I had the rental car back at the airport by 11am the next morning in order to save an extra day’s rent, checked in my tool case, and read the latest issue (#8) of New Philosopher on the theme of travel from cover to cover between numerous coffees until 4:30 boarding. By the time I was home—just on midnight—my reading had left me so deeply in such diverse thoughts on the ethics and utility of travel in general that I couldn’t get myself off to sleep for another 3 hours. Here are a few quotes from Issue #8 of New Philosopher to give you a taste for what’s inside.
 

“[Susan] Sontag argues that taking photos is a way of refusing life, of limiting experience to a search for the photographic.”
(News: Stealing the moment)

 

“Few places today uphold the right to be bored. Even our thoughts are hijacked. “Silent and lifeless, people sit side by side as if their souls were wandering far away,” writes Kracauer.”
(News: Radical boredom)

 

“[Peter] Singer’s is a philosophy that demands the end of travel as we know it, in that it demands that we unpack the special box of experience it represents and instead judge every action by the same criteria. How does what we say and do, every single day, affect the aggregate suffering of the world in which we exist?
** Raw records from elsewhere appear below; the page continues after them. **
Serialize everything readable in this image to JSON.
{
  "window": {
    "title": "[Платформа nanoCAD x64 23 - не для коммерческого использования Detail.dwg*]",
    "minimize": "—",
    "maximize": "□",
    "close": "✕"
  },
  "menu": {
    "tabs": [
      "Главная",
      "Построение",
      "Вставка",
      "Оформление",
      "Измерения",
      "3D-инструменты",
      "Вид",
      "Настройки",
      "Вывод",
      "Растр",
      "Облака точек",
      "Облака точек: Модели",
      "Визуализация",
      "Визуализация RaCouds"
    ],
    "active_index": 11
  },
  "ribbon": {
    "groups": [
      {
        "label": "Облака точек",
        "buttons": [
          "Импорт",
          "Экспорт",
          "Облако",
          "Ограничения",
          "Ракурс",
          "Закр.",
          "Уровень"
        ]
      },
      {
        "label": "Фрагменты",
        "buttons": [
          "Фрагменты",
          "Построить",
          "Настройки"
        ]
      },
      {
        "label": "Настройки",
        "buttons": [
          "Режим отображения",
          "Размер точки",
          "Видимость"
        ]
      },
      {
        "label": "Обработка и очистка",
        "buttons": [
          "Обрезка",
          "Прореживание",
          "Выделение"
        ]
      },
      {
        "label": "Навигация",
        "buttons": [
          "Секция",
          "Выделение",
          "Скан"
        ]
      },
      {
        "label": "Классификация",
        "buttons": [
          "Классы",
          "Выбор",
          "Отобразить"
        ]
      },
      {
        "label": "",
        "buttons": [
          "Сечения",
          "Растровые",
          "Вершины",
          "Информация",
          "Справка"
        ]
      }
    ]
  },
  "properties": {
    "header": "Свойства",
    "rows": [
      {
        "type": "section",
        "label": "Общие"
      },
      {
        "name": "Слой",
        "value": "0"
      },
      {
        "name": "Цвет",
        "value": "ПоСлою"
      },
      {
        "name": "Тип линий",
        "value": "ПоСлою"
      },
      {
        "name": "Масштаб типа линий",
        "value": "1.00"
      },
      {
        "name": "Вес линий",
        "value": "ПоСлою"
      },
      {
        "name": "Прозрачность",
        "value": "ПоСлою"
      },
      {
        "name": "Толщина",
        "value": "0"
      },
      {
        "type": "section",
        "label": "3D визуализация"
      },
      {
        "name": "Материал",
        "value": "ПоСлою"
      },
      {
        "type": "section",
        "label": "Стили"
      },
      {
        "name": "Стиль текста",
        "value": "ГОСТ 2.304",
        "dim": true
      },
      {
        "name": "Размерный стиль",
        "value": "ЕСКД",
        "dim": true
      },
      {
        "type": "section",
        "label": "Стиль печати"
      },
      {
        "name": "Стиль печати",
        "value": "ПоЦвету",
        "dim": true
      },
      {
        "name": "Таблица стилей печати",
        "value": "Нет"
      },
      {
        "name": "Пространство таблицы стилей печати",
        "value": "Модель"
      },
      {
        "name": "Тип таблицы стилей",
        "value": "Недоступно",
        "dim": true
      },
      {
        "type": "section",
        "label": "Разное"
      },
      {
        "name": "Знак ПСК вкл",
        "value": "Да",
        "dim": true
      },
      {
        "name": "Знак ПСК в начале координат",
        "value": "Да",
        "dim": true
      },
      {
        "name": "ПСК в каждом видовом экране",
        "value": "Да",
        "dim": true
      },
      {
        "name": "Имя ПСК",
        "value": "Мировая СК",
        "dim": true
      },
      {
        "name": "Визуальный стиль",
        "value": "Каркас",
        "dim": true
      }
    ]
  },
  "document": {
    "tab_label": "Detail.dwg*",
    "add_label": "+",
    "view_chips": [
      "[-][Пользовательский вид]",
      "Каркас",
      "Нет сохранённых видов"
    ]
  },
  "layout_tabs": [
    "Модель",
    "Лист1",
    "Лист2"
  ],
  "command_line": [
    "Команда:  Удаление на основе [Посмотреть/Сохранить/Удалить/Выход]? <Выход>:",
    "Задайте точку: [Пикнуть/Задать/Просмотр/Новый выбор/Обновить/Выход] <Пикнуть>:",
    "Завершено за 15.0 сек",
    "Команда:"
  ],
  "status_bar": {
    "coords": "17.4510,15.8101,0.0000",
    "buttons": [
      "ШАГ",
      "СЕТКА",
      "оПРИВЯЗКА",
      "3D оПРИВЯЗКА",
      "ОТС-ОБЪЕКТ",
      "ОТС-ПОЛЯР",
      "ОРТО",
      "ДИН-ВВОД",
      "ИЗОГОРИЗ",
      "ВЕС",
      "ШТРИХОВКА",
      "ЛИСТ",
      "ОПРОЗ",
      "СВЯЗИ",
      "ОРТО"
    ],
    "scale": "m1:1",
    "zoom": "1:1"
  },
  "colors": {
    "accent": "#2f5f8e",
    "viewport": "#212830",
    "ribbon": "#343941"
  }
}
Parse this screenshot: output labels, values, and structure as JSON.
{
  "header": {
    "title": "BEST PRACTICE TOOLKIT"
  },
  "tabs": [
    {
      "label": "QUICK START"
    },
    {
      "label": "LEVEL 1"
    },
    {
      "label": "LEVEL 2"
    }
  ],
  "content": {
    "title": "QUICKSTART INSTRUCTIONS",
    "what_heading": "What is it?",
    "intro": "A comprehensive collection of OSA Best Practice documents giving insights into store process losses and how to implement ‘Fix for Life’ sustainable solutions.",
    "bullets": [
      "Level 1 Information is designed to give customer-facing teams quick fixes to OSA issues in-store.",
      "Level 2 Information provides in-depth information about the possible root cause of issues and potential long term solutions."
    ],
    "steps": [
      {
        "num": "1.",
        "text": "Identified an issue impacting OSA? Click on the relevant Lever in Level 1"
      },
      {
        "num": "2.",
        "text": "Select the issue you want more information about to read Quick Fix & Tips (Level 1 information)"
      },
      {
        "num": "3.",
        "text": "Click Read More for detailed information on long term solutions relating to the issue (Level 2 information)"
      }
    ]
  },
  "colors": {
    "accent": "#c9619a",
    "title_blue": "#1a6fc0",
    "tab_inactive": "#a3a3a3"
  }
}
Where can most good be done – and how can we ensure that we contribute to that good?”
(Travelling with purpose: by Tom Chatfield)

 
I’m not sure that my purpose in Charters Towers – to help make personal protection equipment more accessible and accountable on a gold mining site – would impress Peter Singer, but it’s a step forward from my purpose 10 years ago, which involved servicing cash handling equipment for the gambling and hoteliers industries.
 
In brief response to Kracauer, I can say with some confidence after 6 hours waiting at an airport that airports are one of the few places that still uphold the right to be bored, though they do make the boredom, should you choose to accept it, terribly comfortable.
 
Finally, I haven’t read Sontag’s full argument On Photography for the dismissal of photography from the list of life enhancing experiences, but I have read elsewhere that she changed her mind later in life about some aspects of that argument, and, so, having now, by way of diary entry, at least partially justified using my free travel time between Sydney and Charters Towers to do some photography, I give you some photos of light playing on clouds filmed at a few different heights.
 
p.s. I’m not at all disappointed that I didn’t capture a photo of the iridescent fog that rippled and surged overhead of me like an aurora during my drive back to Townsville, but it wouldn’t have harmed my experience if I’d been able to stop by the highway for just a few moments to capture it without the fear of a truck slamming into me.
 

Brisbane descent

Brisbane descent


 
Townsville descent with solar glory

Townsville descent with solar glory


 
Fog bow at Macrossan camping ground

Fog bow at Macrossan camping ground


 
Pajingo access road at sunrise

Pajingo access road at sunrise


 
Towers Hill Lookout, Charters Towers, with town under fog

Towers Hill Lookout, Charters Towers, with town under fog


 
Towers Hill Lookout, Charters Towers - Sunrise with town under fog

Towers Hill Lookout, Charters Towers – Sunrise with town under fog